_Work instruction_
Output the records exactly, and drop each picture.

_Material provided_
◆ ◆ ◆
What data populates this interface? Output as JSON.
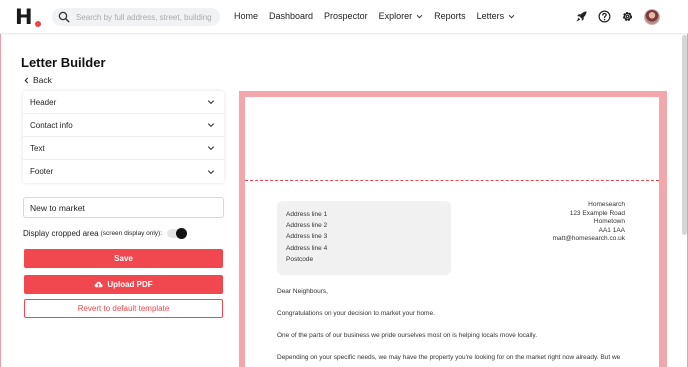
{
  "topbar": {
    "logo_text": "H",
    "search_placeholder": "Search by full address, street, building",
    "nav": [
      {
        "label": "Home",
        "dropdown": false
      },
      {
        "label": "Dashboard",
        "dropdown": false
      },
      {
        "label": "Prospector",
        "dropdown": false
      },
      {
        "label": "Explorer",
        "dropdown": true
      },
      {
        "label": "Reports",
        "dropdown": false
      },
      {
        "label": "Letters",
        "dropdown": true
      }
    ],
    "icons": [
      "rocket-icon",
      "help-icon",
      "gear-icon"
    ]
  },
  "builder": {
    "title": "Letter Builder",
    "back_label": "Back",
    "sections": [
      "Header",
      "Contact info",
      "Text",
      "Footer"
    ],
    "template_name": "New to market",
    "crop_label": "Display cropped area",
    "crop_note": "(screen display only):",
    "crop_enabled": true,
    "save_label": "Save",
    "upload_label": "Upload PDF",
    "revert_label": "Revert to default template"
  },
  "letter": {
    "recipient": [
      "Address line 1",
      "Address line 2",
      "Address line 3",
      "Address line 4",
      "Postcode"
    ],
    "sender": [
      "Homesearch",
      "123 Example Road",
      "Hometown",
      "AA1 1AA",
      "matt@homesearch.co.uk"
    ],
    "paragraphs": [
      "Dear Neighbours,",
      "Congratulations on your decision to market your home.",
      "One of the parts of our business we pride ourselves most on is helping locals move locally.",
      "Depending on your specific needs, we may have the property you're looking for on the market right now already. But we"
    ]
  },
  "colors": {
    "accent": "#f0484e",
    "preview_border": "#f4a7aa"
  }
}
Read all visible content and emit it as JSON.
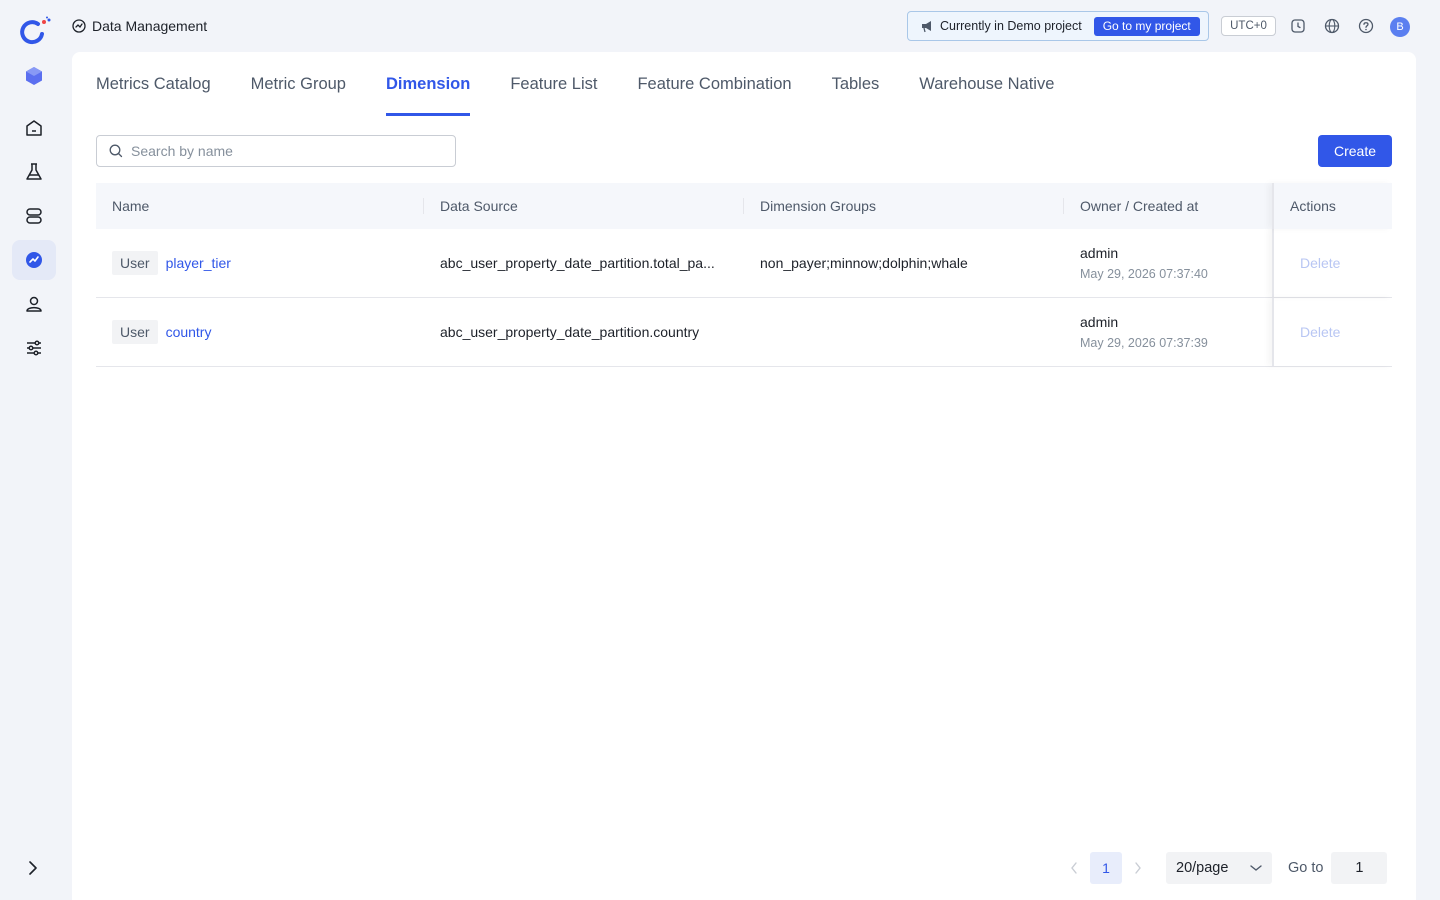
{
  "header": {
    "title": "Data Management",
    "demo_text": "Currently in Demo project",
    "demo_button": "Go to my project",
    "timezone": "UTC+0",
    "avatar_initial": "B"
  },
  "sidebar": {
    "items": [
      {
        "icon": "cube-icon"
      },
      {
        "icon": "home-icon"
      },
      {
        "icon": "flask-icon"
      },
      {
        "icon": "database-icon"
      },
      {
        "icon": "data-management-icon",
        "active": true
      },
      {
        "icon": "user-icon"
      },
      {
        "icon": "sliders-icon"
      }
    ],
    "expand_icon": "chevron-right-icon"
  },
  "tabs": [
    {
      "label": "Metrics Catalog"
    },
    {
      "label": "Metric Group"
    },
    {
      "label": "Dimension",
      "active": true
    },
    {
      "label": "Feature List"
    },
    {
      "label": "Feature Combination"
    },
    {
      "label": "Tables"
    },
    {
      "label": "Warehouse Native"
    }
  ],
  "search": {
    "placeholder": "Search by name",
    "value": ""
  },
  "create_label": "Create",
  "table": {
    "columns": [
      "Name",
      "Data Source",
      "Dimension Groups",
      "Owner / Created at",
      "Actions"
    ],
    "rows": [
      {
        "tag": "User",
        "name": "player_tier",
        "data_source": "abc_user_property_date_partition.total_pa...",
        "groups": "non_payer;minnow;dolphin;whale",
        "owner": "admin",
        "created_at": "May 29, 2026 07:37:40",
        "action": "Delete"
      },
      {
        "tag": "User",
        "name": "country",
        "data_source": "abc_user_property_date_partition.country",
        "groups": "",
        "owner": "admin",
        "created_at": "May 29, 2026 07:37:39",
        "action": "Delete"
      }
    ]
  },
  "pagination": {
    "current_page": "1",
    "page_size": "20/page",
    "goto_label": "Go to",
    "goto_value": "1"
  },
  "colors": {
    "accent": "#3157e8",
    "background": "#f2f4f9"
  }
}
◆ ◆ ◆
_Answer section_
What data populates this interface? Output as JSON.
{
  "topbar": {
    "logo_text": "H",
    "search_placeholder": "Search by full address, street, building",
    "nav": [
      {
        "label": "Home",
        "dropdown": false
      },
      {
        "label": "Dashboard",
        "dropdown": false
      },
      {
        "label": "Prospector",
        "dropdown": false
      },
      {
        "label": "Explorer",
        "dropdown": true
      },
      {
        "label": "Reports",
        "dropdown": false
      },
      {
        "label": "Letters",
        "dropdown": true
      }
    ],
    "icons": [
      "rocket-icon",
      "help-icon",
      "gear-icon"
    ]
  },
  "builder": {
    "title": "Letter Builder",
    "back_label": "Back",
    "sections": [
      "Header",
      "Contact info",
      "Text",
      "Footer"
    ],
    "template_name": "New to market",
    "crop_label": "Display cropped area",
    "crop_note": "(screen display only):",
    "crop_enabled": true,
    "save_label": "Save",
    "upload_label": "Upload PDF",
    "revert_label": "Revert to default template"
  },
  "letter": {
    "recipient": [
      "Address line 1",
      "Address line 2",
      "Address line 3",
      "Address line 4",
      "Postcode"
    ],
    "sender": [
      "Homesearch",
      "123 Example Road",
      "Hometown",
      "AA1 1AA",
      "matt@homesearch.co.uk"
    ],
    "paragraphs": [
      "Dear Neighbours,",
      "Congratulations on your decision to market your home.",
      "One of the parts of our business we pride ourselves most on is helping locals move locally.",
      "Depending on your specific needs, we may have the property you're looking for on the market right now already. But we"
    ]
  },
  "colors": {
    "accent": "#f0484e",
    "preview_border": "#f4a7aa"
  }
}
Read all visible content and emit it as JSON.
{
  "header": {
    "title": "Data Management",
    "demo_text": "Currently in Demo project",
    "demo_button": "Go to my project",
    "timezone": "UTC+0",
    "avatar_initial": "B"
  },
  "sidebar": {
    "items": [
      {
        "icon": "cube-icon"
      },
      {
        "icon": "home-icon"
      },
      {
        "icon": "flask-icon"
      },
      {
        "icon": "database-icon"
      },
      {
        "icon": "data-management-icon",
        "active": true
      },
      {
        "icon": "user-icon"
      },
      {
        "icon": "sliders-icon"
      }
    ],
    "expand_icon": "chevron-right-icon"
  },
  "tabs": [
    {
      "label": "Metrics Catalog"
    },
    {
      "label": "Metric Group"
    },
    {
      "label": "Dimension",
      "active": true
    },
    {
      "label": "Feature List"
    },
    {
      "label": "Feature Combination"
    },
    {
      "label": "Tables"
    },
    {
      "label": "Warehouse Native"
    }
  ],
  "search": {
    "placeholder": "Search by name",
    "value": ""
  },
  "create_label": "Create",
  "table": {
    "columns": [
      "Name",
      "Data Source",
      "Dimension Groups",
      "Owner / Created at",
      "Actions"
    ],
    "rows": [
      {
        "tag": "User",
        "name": "player_tier",
        "data_source": "abc_user_property_date_partition.total_pa...",
        "groups": "non_payer;minnow;dolphin;whale",
        "owner": "admin",
        "created_at": "May 29, 2026 07:37:40",
        "action": "Delete"
      },
      {
        "tag": "User",
        "name": "country",
        "data_source": "abc_user_property_date_partition.country",
        "groups": "",
        "owner": "admin",
        "created_at": "May 29, 2026 07:37:39",
        "action": "Delete"
      }
    ]
  },
  "pagination": {
    "current_page": "1",
    "page_size": "20/page",
    "goto_label": "Go to",
    "goto_value": "1"
  },
  "colors": {
    "accent": "#3157e8",
    "background": "#f2f4f9"
  }
}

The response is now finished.